With no line left out, restate the data word for word.
[[ Material supplied open ]]
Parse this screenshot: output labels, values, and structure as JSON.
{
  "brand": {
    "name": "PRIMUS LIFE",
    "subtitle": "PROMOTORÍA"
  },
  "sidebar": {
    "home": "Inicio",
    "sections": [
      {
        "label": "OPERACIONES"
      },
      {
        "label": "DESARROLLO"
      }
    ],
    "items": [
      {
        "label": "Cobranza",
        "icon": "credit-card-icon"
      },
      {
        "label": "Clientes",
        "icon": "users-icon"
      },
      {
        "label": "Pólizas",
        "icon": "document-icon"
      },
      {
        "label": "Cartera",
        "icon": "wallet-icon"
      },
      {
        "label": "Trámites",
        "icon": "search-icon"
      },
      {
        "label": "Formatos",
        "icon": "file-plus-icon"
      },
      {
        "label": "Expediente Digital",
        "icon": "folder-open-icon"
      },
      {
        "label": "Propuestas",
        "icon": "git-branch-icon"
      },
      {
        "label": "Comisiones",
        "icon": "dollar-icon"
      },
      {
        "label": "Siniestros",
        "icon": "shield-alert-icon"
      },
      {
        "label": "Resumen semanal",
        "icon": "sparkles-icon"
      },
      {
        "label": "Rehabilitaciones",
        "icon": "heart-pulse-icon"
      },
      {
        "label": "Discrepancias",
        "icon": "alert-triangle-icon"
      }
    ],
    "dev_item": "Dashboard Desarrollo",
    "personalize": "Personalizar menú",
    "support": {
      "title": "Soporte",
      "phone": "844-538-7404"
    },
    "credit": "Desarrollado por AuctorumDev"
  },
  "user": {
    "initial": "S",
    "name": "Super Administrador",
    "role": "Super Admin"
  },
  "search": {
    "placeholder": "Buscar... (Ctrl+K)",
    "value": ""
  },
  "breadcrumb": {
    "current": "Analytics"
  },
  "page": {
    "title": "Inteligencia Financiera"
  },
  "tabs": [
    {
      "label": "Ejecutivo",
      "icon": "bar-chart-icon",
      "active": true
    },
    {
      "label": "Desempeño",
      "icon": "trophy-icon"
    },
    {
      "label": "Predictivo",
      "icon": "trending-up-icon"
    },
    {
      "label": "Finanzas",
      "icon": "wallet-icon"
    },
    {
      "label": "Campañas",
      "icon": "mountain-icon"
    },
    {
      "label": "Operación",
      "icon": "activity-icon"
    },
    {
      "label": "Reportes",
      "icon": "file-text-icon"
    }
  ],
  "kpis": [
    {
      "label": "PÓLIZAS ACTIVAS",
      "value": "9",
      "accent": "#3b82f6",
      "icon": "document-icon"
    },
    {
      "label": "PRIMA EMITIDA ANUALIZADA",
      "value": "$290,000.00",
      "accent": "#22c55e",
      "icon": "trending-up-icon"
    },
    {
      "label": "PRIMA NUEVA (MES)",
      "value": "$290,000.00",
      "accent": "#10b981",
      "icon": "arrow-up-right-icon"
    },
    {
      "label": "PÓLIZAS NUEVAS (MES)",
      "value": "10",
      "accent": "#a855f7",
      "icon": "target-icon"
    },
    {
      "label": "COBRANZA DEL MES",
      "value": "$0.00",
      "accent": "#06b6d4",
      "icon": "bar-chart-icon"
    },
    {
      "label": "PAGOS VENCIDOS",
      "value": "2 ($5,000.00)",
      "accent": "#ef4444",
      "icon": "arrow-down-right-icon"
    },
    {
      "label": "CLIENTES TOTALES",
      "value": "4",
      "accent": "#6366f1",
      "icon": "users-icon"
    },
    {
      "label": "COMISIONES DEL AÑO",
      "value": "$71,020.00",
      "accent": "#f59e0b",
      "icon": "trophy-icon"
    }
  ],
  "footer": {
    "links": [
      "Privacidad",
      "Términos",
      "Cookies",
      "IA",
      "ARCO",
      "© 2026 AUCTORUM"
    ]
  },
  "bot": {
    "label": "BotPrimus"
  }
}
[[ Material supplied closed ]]
▸ **Answer box**
Parse this screenshot: output labels, values, and structure as JSON.
{
  "brand": {
    "name": "PRIMUS LIFE",
    "subtitle": "PROMOTORÍA"
  },
  "sidebar": {
    "home": "Inicio",
    "sections": [
      {
        "label": "OPERACIONES"
      },
      {
        "label": "DESARROLLO"
      }
    ],
    "items": [
      {
        "label": "Cobranza",
        "icon": "credit-card-icon"
      },
      {
        "label": "Clientes",
        "icon": "users-icon"
      },
      {
        "label": "Pólizas",
        "icon": "document-icon"
      },
      {
        "label": "Cartera",
        "icon": "wallet-icon"
      },
      {
        "label": "Trámites",
        "icon": "search-icon"
      },
      {
        "label": "Formatos",
        "icon": "file-plus-icon"
      },
      {
        "label": "Expediente Digital",
        "icon": "folder-open-icon"
      },
      {
        "label": "Propuestas",
        "icon": "git-branch-icon"
      },
      {
        "label": "Comisiones",
        "icon": "dollar-icon"
      },
      {
        "label": "Siniestros",
        "icon": "shield-alert-icon"
      },
      {
        "label": "Resumen semanal",
        "icon": "sparkles-icon"
      },
      {
        "label": "Rehabilitaciones",
        "icon": "heart-pulse-icon"
      },
      {
        "label": "Discrepancias",
        "icon": "alert-triangle-icon"
      }
    ],
    "dev_item": "Dashboard Desarrollo",
    "personalize": "Personalizar menú",
    "support": {
      "title": "Soporte",
      "phone": "844-538-7404"
    },
    "credit": "Desarrollado por AuctorumDev"
  },
  "user": {
    "initial": "S",
    "name": "Super Administrador",
    "role": "Super Admin"
  },
  "search": {
    "placeholder": "Buscar... (Ctrl+K)",
    "value": ""
  },
  "breadcrumb": {
    "current": "Analytics"
  },
  "page": {
    "title": "Inteligencia Financiera"
  },
  "tabs": [
    {
      "label": "Ejecutivo",
      "icon": "bar-chart-icon",
      "active": true
    },
    {
      "label": "Desempeño",
      "icon": "trophy-icon"
    },
    {
      "label": "Predictivo",
      "icon": "trending-up-icon"
    },
    {
      "label": "Finanzas",
      "icon": "wallet-icon"
    },
    {
      "label": "Campañas",
      "icon": "mountain-icon"
    },
    {
      "label": "Operación",
      "icon": "activity-icon"
    },
    {
      "label": "Reportes",
      "icon": "file-text-icon"
    }
  ],
  "kpis": [
    {
      "label": "PÓLIZAS ACTIVAS",
      "value": "9",
      "accent": "#3b82f6",
      "icon": "document-icon"
    },
    {
      "label": "PRIMA EMITIDA ANUALIZADA",
      "value": "$290,000.00",
      "accent": "#22c55e",
      "icon": "trending-up-icon"
    },
    {
      "label": "PRIMA NUEVA (MES)",
      "value": "$290,000.00",
      "accent": "#10b981",
      "icon": "arrow-up-right-icon"
    },
    {
      "label": "PÓLIZAS NUEVAS (MES)",
      "value": "10",
      "accent": "#a855f7",
      "icon": "target-icon"
    },
    {
      "label": "COBRANZA DEL MES",
      "value": "$0.00",
      "accent": "#06b6d4",
      "icon": "bar-chart-icon"
    },
    {
      "label": "PAGOS VENCIDOS",
      "value": "2 ($5,000.00)",
      "accent": "#ef4444",
      "icon": "arrow-down-right-icon"
    },
    {
      "label": "CLIENTES TOTALES",
      "value": "4",
      "accent": "#6366f1",
      "icon": "users-icon"
    },
    {
      "label": "COMISIONES DEL AÑO",
      "value": "$71,020.00",
      "accent": "#f59e0b",
      "icon": "trophy-icon"
    }
  ],
  "footer": {
    "links": [
      "Privacidad",
      "Términos",
      "Cookies",
      "IA",
      "ARCO",
      "© 2026 AUCTORUM"
    ]
  },
  "bot": {
    "label": "BotPrimus"
  }
}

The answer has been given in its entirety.